Fort Mill Times

Living in the video age

I don’t know why, but people are fascinated with home videos. They love watching them, they love taking them, and they love sharing them with friends and family.

Personally, I’ve never been much of a fan. I think there is some benefit to documenting an important event in your life. Filming a first birthday, a developmental milestone, a graduation or a wedding seem like decent times to have a camcorder handy, but even then, I’d want somebody else to do the filming. I like taking in those moments with my own eyes. I can’t count the number of times some amateur videographer is glued to the area in his lensfinder when something off-camera happens that is much more memorable and then you have to spend the next few minutes giving the poor guy a recap of the action he just missed.

But I’m clearly in the minority.

People love videos, and I know this because they send me links to “the funniest thing I’ve ever seen. LOL. LOL” that I inevitably don’t even chuckle at. It is almost like our humor has regressed as videos have become more widespread. “Candid Camera” kicked off the phenomenon where we can watch others make fools of themselves. Then, “America’s Funniest Home Videos” took it to a new level showing us weekly shots to the groin, dogs riding skateboards and montages of wedding bloopers, pratfalls and cute animals.

Now, every idiot with a camera posts their “hilarity” on YouTube, where millions of people click daily.

I don’t get it.

Watching some poor kid with a rare disease lip synch to Katy Perry doesn’t really jump-start the old chuckle reflex. Seeing some guy do a dance he calls “Double Dream Hands” makes me just feel sorry for his skills as a choreographer. Seeing hysterical lunatics scream at a camera because their favorite team lost, because they ate something that disagreed with them, or because they feel a great void left by Michael Jackson’s passing only wants me to call for tighter restrictions on who can own a webcam.

And that doesn’t even touch on those cute animals I mentioned before. Seeing a cat climb up a curtain or hearing a dog make a sound that remotely resembles a human’s voice is mildly amusing in person. It is less funny on video, and it is downright annoying when it comes attached to an email that promises to make my day brighter. It heightens expectations like a Nigerian email claiming you can get millions of dollars, but then it thrashes you back to Earth by wasting the next five minutes of your life with the video of a parrot singing Britney Spears’ latest song.
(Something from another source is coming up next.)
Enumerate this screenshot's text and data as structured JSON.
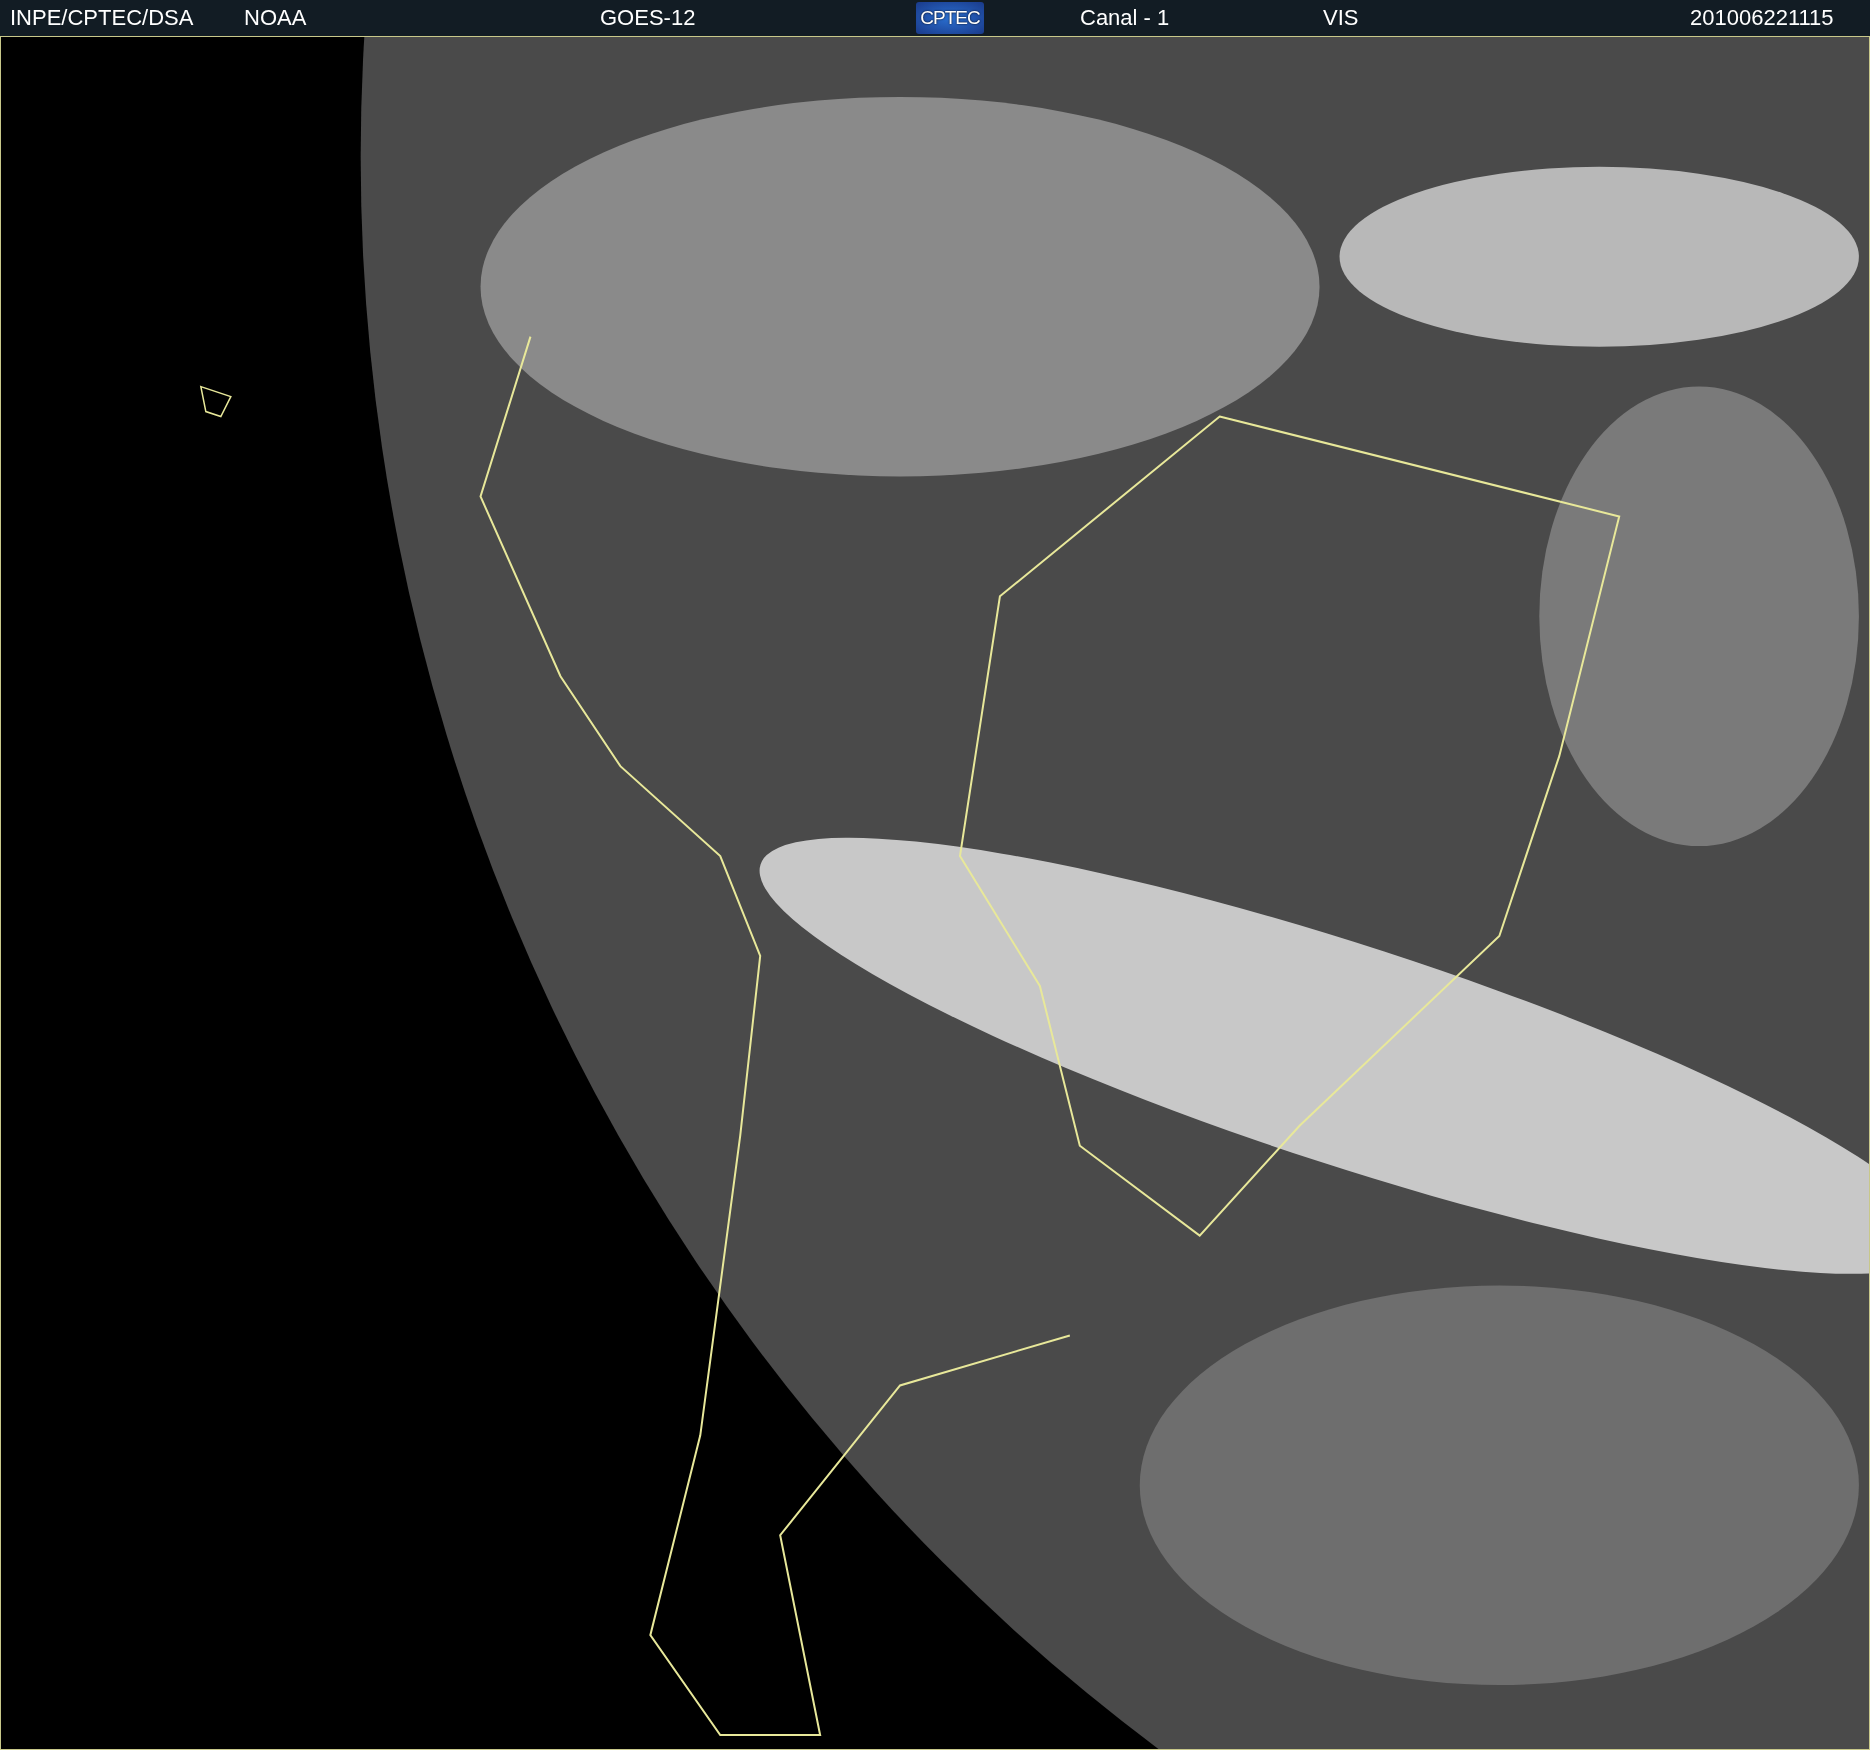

Somebody better get ready to film me because I’m about to blow a gasket. I wonder how many YouTube views that would get?